--- DATA SHOWN Enclosed Below ---

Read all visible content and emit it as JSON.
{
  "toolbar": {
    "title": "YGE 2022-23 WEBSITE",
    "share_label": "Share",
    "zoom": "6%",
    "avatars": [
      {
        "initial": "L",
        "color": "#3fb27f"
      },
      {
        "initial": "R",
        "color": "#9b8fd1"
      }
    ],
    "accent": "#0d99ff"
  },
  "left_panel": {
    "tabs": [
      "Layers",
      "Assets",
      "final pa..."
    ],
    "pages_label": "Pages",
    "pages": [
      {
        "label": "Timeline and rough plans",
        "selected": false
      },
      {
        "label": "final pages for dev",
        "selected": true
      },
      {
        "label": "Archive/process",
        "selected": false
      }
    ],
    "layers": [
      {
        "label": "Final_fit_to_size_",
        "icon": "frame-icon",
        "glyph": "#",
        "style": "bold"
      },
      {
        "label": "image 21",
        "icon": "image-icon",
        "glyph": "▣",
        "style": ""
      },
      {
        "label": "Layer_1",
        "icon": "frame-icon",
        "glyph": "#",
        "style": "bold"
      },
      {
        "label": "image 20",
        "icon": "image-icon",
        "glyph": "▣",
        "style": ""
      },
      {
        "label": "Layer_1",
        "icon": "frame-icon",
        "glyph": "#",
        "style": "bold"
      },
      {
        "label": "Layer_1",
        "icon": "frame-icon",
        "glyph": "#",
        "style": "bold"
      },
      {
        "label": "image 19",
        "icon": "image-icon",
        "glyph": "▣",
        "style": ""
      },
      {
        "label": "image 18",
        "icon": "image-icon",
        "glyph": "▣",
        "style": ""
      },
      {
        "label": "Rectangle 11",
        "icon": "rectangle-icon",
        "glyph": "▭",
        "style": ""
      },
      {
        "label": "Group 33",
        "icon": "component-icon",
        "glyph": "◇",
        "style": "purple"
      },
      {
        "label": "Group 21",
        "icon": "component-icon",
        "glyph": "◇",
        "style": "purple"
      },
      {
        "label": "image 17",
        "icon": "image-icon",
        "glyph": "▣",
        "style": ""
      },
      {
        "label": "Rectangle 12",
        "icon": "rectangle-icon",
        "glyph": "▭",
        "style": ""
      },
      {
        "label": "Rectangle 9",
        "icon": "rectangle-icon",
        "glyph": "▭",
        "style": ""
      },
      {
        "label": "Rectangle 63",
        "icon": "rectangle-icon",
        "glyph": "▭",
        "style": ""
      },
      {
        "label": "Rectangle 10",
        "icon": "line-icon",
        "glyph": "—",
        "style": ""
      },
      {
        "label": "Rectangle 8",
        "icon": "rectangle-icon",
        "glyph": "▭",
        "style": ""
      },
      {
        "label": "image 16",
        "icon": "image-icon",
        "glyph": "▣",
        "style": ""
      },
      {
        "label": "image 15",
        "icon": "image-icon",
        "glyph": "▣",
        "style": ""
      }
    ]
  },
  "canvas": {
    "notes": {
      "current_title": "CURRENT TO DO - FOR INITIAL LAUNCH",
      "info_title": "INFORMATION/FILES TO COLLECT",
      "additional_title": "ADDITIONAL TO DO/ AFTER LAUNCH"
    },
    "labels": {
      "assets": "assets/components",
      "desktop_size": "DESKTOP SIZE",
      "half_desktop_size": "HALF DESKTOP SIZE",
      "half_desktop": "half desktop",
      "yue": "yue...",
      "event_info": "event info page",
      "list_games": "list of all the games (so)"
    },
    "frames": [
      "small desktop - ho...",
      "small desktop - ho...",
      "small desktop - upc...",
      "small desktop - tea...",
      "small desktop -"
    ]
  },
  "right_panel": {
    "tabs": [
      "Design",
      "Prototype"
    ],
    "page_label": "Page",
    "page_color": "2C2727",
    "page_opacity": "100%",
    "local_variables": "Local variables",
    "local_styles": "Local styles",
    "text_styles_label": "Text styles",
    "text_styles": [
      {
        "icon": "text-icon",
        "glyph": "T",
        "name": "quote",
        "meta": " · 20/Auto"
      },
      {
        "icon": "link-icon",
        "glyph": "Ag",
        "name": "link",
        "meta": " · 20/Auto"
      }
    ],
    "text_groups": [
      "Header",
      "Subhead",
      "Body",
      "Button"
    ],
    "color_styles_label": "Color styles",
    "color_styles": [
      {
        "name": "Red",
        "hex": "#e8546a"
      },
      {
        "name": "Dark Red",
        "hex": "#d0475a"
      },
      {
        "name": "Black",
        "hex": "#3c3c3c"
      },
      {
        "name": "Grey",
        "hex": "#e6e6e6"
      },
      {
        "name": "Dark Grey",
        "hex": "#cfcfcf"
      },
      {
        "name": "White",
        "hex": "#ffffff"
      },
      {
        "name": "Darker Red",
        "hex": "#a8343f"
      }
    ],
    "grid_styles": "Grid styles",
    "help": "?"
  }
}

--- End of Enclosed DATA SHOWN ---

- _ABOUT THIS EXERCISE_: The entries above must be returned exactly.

- _EXERCISE ANSWER_:
Read all visible content and emit it as JSON.
{
  "toolbar": {
    "title": "YGE 2022-23 WEBSITE",
    "share_label": "Share",
    "zoom": "6%",
    "avatars": [
      {
        "initial": "L",
        "color": "#3fb27f"
      },
      {
        "initial": "R",
        "color": "#9b8fd1"
      }
    ],
    "accent": "#0d99ff"
  },
  "left_panel": {
    "tabs": [
      "Layers",
      "Assets",
      "final pa..."
    ],
    "pages_label": "Pages",
    "pages": [
      {
        "label": "Timeline and rough plans",
        "selected": false
      },
      {
        "label": "final pages for dev",
        "selected": true
      },
      {
        "label": "Archive/process",
        "selected": false
      }
    ],
    "layers": [
      {
        "label": "Final_fit_to_size_",
        "icon": "frame-icon",
        "glyph": "#",
        "style": "bold"
      },
      {
        "label": "image 21",
        "icon": "image-icon",
        "glyph": "▣",
        "style": ""
      },
      {
        "label": "Layer_1",
        "icon": "frame-icon",
        "glyph": "#",
        "style": "bold"
      },
      {
        "label": "image 20",
        "icon": "image-icon",
        "glyph": "▣",
        "style": ""
      },
      {
        "label": "Layer_1",
        "icon": "frame-icon",
        "glyph": "#",
        "style": "bold"
      },
      {
        "label": "Layer_1",
        "icon": "frame-icon",
        "glyph": "#",
        "style": "bold"
      },
      {
        "label": "image 19",
        "icon": "image-icon",
        "glyph": "▣",
        "style": ""
      },
      {
        "label": "image 18",
        "icon": "image-icon",
        "glyph": "▣",
        "style": ""
      },
      {
        "label": "Rectangle 11",
        "icon": "rectangle-icon",
        "glyph": "▭",
        "style": ""
      },
      {
        "label": "Group 33",
        "icon": "component-icon",
        "glyph": "◇",
        "style": "purple"
      },
      {
        "label": "Group 21",
        "icon": "component-icon",
        "glyph": "◇",
        "style": "purple"
      },
      {
        "label": "image 17",
        "icon": "image-icon",
        "glyph": "▣",
        "style": ""
      },
      {
        "label": "Rectangle 12",
        "icon": "rectangle-icon",
        "glyph": "▭",
        "style": ""
      },
      {
        "label": "Rectangle 9",
        "icon": "rectangle-icon",
        "glyph": "▭",
        "style": ""
      },
      {
        "label": "Rectangle 63",
        "icon": "rectangle-icon",
        "glyph": "▭",
        "style": ""
      },
      {
        "label": "Rectangle 10",
        "icon": "line-icon",
        "glyph": "—",
        "style": ""
      },
      {
        "label": "Rectangle 8",
        "icon": "rectangle-icon",
        "glyph": "▭",
        "style": ""
      },
      {
        "label": "image 16",
        "icon": "image-icon",
        "glyph": "▣",
        "style": ""
      },
      {
        "label": "image 15",
        "icon": "image-icon",
        "glyph": "▣",
        "style": ""
      }
    ]
  },
  "canvas": {
    "notes": {
      "current_title": "CURRENT TO DO - FOR INITIAL LAUNCH",
      "info_title": "INFORMATION/FILES TO COLLECT",
      "additional_title": "ADDITIONAL TO DO/ AFTER LAUNCH"
    },
    "labels": {
      "assets": "assets/components",
      "desktop_size": "DESKTOP SIZE",
      "half_desktop_size": "HALF DESKTOP SIZE",
      "half_desktop": "half desktop",
      "yue": "yue...",
      "event_info": "event info page",
      "list_games": "list of all the games (so)"
    },
    "frames": [
      "small desktop - ho...",
      "small desktop - ho...",
      "small desktop - upc...",
      "small desktop - tea...",
      "small desktop -"
    ]
  },
  "right_panel": {
    "tabs": [
      "Design",
      "Prototype"
    ],
    "page_label": "Page",
    "page_color": "2C2727",
    "page_opacity": "100%",
    "local_variables": "Local variables",
    "local_styles": "Local styles",
    "text_styles_label": "Text styles",
    "text_styles": [
      {
        "icon": "text-icon",
        "glyph": "T",
        "name": "quote",
        "meta": " · 20/Auto"
      },
      {
        "icon": "link-icon",
        "glyph": "Ag",
        "name": "link",
        "meta": " · 20/Auto"
      }
    ],
    "text_groups": [
      "Header",
      "Subhead",
      "Body",
      "Button"
    ],
    "color_styles_label": "Color styles",
    "color_styles": [
      {
        "name": "Red",
        "hex": "#e8546a"
      },
      {
        "name": "Dark Red",
        "hex": "#d0475a"
      },
      {
        "name": "Black",
        "hex": "#3c3c3c"
      },
      {
        "name": "Grey",
        "hex": "#e6e6e6"
      },
      {
        "name": "Dark Grey",
        "hex": "#cfcfcf"
      },
      {
        "name": "White",
        "hex": "#ffffff"
      },
      {
        "name": "Darker Red",
        "hex": "#a8343f"
      }
    ],
    "grid_styles": "Grid styles",
    "help": "?"
  }
}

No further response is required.